(Reuters) - A teenage gunman murdered at least 19 children and two teachers after storming into a Texas elementary school on Tuesday, the latest bout of gun-fueled mass killing in the United States and the nation's worst school shooting in nearly a decade.
The carnage began with the 18-year-old suspect, identified as Salvador Ramos, shooting his own grandmother, who survived, authorities said.
He fled that scene and crashed his car near the Robb Elementary School in Uvalde, Texas, a town about 80 miles (130 km) west of San Antonio. There he launched a bloody rampage that ended when he was killed, apparently shot by police.
The motive was not immediately clear.
Law enforcement officers saw the gunman, clad in body armor, emerge from the crashed vehicle carrying a rifle and "engaged" the suspect, who nevertheless managed to charge into the building and open fire, Texas Department of Public Safety (DPS) Sergeant Erick Estrada said on CNN.

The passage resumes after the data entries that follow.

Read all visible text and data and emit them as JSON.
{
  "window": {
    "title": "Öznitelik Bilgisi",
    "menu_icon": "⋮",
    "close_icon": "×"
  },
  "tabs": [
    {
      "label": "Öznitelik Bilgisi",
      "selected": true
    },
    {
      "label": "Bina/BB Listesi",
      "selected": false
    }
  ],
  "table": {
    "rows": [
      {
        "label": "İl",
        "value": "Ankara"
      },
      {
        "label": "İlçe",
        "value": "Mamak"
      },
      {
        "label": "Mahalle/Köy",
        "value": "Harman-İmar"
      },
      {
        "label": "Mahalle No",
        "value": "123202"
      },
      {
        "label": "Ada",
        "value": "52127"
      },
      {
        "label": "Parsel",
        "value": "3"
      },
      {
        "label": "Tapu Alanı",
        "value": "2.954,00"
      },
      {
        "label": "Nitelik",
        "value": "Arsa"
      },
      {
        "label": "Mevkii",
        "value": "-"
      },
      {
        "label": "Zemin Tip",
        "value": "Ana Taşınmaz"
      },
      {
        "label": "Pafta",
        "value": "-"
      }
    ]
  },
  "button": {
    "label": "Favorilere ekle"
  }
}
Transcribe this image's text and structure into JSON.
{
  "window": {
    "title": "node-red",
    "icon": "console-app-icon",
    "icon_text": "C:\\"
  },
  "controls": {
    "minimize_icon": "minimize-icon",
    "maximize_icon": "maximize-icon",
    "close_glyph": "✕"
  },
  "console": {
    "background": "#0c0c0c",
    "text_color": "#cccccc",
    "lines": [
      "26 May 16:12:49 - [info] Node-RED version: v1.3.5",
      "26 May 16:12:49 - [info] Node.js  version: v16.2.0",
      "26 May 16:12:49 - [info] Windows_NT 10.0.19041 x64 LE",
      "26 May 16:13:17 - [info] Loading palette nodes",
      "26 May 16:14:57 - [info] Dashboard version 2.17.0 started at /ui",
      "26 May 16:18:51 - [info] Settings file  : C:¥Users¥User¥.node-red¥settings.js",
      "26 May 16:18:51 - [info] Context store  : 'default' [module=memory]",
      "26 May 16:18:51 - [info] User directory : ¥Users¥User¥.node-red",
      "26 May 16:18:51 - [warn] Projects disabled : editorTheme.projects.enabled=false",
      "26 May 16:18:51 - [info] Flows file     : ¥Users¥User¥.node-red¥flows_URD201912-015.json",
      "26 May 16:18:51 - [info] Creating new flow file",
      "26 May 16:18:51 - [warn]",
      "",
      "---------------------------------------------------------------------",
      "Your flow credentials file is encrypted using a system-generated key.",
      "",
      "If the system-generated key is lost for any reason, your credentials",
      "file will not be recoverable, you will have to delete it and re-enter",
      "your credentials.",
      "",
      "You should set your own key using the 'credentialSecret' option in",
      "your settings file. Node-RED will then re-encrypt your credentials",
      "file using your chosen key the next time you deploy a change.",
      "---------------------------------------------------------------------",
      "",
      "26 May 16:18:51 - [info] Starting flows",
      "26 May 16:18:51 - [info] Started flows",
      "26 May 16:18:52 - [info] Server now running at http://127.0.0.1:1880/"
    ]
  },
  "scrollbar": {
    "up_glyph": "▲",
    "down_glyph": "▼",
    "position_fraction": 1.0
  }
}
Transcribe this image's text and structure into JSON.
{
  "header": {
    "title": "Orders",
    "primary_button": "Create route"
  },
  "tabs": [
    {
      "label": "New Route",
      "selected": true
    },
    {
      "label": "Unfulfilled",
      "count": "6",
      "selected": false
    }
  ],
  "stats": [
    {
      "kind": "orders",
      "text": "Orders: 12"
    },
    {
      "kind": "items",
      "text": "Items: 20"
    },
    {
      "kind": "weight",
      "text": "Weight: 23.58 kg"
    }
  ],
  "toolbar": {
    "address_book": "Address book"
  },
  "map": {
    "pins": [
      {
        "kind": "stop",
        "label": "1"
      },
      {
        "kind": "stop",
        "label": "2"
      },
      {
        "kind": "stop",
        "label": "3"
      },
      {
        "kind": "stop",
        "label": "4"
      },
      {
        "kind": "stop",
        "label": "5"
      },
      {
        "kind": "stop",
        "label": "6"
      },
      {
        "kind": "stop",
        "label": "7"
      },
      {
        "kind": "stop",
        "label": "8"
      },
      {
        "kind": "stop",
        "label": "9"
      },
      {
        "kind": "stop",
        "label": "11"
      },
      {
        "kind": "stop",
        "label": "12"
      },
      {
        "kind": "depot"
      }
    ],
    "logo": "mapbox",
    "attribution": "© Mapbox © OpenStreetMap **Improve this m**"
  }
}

Speaking from the White House hours later, a visibly shaken President Joe Biden urged Americans to stand up to the politically powerful gun lobby, which he blamed for blocking enactment of tougher firearms safety laws.

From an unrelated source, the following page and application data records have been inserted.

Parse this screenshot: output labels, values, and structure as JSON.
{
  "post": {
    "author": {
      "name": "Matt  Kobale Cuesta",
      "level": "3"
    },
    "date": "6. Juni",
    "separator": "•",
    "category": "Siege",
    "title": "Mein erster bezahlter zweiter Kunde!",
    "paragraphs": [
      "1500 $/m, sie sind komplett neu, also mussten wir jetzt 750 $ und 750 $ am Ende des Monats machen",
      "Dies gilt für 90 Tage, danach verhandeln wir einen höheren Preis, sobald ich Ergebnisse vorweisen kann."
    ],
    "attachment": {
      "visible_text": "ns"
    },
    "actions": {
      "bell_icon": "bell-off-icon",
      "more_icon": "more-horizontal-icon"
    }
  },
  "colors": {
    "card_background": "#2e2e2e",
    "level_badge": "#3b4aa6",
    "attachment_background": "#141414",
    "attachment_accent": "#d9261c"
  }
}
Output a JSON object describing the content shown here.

Biden ordered flags flown at half-staff daily until sunset on Saturday in observance of the tragedy.
"As a nation, we have to ask, 'When in God's name are we going to stand up to the gun lobby?'" Biden said on national television, suggesting reinstating a U.S. ban on assault-style weapons and other "common sense gun laws."
Mass shootings in America have frequently led to public protests and calls for stricter background checks on gun sales and other firearm controls common in other countries, but such measures have repeatedly failed in the face of strong Republican-led opposition.
Authorities said the suspect in Tuesday's killings acted alone. Governor Greg Abbott said that the shooter was apparently killed by police who confronted him at the school, and that two officers were struck by gunfire, though the governor said their injuries were not serious.
After conflicting early accounts of the death toll, Texas public safety officials said on Tuesday night that 19 school children and two teachers had died.
The community, deep in the state's Hill Country region, has about 16,000 residents, nearly 80% of them Hispanic or Latino, according to U.S. Census data.